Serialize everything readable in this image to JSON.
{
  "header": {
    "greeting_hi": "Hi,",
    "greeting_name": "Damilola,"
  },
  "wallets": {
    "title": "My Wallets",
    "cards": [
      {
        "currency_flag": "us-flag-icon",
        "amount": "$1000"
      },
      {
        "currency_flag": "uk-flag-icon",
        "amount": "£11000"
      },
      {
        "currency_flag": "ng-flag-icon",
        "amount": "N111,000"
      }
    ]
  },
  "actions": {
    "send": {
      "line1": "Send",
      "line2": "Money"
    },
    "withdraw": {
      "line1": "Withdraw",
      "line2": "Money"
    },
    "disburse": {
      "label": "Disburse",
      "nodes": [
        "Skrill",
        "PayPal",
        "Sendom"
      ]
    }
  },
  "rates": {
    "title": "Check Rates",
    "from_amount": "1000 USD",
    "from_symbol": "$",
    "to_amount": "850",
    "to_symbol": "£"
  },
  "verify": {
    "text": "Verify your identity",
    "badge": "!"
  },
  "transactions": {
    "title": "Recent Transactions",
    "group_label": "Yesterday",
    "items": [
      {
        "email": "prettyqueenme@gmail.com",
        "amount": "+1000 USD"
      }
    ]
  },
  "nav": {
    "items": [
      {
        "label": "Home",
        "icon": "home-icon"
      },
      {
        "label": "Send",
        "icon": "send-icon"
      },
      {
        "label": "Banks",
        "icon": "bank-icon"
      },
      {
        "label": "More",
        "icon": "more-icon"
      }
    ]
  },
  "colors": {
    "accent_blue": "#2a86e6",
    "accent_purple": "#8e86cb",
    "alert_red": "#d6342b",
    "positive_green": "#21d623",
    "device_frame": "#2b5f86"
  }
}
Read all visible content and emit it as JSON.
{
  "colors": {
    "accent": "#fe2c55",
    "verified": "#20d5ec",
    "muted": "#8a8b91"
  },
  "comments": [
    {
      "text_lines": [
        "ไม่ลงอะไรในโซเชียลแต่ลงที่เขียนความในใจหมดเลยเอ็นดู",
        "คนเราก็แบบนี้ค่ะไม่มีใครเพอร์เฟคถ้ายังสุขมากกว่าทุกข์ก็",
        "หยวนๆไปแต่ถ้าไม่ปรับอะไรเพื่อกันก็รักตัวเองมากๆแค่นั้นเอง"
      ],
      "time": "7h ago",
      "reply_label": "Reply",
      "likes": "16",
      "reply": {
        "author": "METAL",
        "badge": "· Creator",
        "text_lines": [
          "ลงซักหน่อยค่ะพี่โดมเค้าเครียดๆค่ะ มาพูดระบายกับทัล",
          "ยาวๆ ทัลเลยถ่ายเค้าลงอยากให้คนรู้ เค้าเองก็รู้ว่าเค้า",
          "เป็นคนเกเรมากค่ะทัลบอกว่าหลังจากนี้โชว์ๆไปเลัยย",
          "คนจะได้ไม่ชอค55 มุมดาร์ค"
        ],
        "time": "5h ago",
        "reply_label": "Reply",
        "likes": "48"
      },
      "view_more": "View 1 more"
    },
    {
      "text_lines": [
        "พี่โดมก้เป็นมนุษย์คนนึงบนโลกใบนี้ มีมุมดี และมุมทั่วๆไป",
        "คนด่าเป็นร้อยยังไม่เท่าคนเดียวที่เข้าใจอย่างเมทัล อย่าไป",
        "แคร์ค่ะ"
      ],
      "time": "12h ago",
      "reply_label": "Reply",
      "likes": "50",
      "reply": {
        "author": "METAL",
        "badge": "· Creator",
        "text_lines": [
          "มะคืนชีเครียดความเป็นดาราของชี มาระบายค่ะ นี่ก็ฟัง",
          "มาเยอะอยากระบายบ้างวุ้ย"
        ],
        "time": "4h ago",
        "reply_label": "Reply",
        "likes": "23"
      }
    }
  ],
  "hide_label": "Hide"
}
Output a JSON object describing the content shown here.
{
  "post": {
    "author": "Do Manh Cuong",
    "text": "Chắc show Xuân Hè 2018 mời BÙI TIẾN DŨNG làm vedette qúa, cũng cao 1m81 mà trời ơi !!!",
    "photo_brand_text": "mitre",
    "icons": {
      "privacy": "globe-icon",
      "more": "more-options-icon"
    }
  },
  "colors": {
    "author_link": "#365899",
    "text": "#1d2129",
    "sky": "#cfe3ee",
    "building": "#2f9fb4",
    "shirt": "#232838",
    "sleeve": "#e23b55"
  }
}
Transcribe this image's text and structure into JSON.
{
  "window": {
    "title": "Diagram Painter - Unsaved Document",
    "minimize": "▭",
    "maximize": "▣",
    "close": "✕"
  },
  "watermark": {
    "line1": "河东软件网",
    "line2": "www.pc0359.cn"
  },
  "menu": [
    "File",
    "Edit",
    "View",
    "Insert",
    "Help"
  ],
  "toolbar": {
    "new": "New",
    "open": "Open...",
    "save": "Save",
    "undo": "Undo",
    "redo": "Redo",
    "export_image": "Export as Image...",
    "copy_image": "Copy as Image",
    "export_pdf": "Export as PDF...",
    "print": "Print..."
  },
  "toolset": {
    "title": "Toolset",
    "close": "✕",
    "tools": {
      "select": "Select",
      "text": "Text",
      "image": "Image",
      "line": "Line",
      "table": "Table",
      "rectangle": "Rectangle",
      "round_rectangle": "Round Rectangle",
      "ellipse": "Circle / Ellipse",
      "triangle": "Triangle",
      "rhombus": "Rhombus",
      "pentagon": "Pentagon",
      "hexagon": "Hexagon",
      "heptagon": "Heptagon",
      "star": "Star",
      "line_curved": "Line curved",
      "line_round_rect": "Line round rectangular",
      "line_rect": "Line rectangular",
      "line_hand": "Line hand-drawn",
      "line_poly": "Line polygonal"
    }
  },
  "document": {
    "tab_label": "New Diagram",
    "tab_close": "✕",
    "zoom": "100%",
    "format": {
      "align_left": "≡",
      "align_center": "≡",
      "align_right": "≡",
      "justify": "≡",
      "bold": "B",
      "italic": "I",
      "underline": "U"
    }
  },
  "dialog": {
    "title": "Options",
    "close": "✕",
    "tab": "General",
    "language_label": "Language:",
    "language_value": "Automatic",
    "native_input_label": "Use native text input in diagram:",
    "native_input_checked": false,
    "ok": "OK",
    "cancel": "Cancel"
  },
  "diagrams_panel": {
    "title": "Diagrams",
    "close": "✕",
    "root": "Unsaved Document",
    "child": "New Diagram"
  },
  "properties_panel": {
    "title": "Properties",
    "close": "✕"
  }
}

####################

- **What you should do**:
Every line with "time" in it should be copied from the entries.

- **Task answer**:
      "time": "7h ago",
        "time": "5h ago",
      "time": "12h ago",
        "time": "4h ago",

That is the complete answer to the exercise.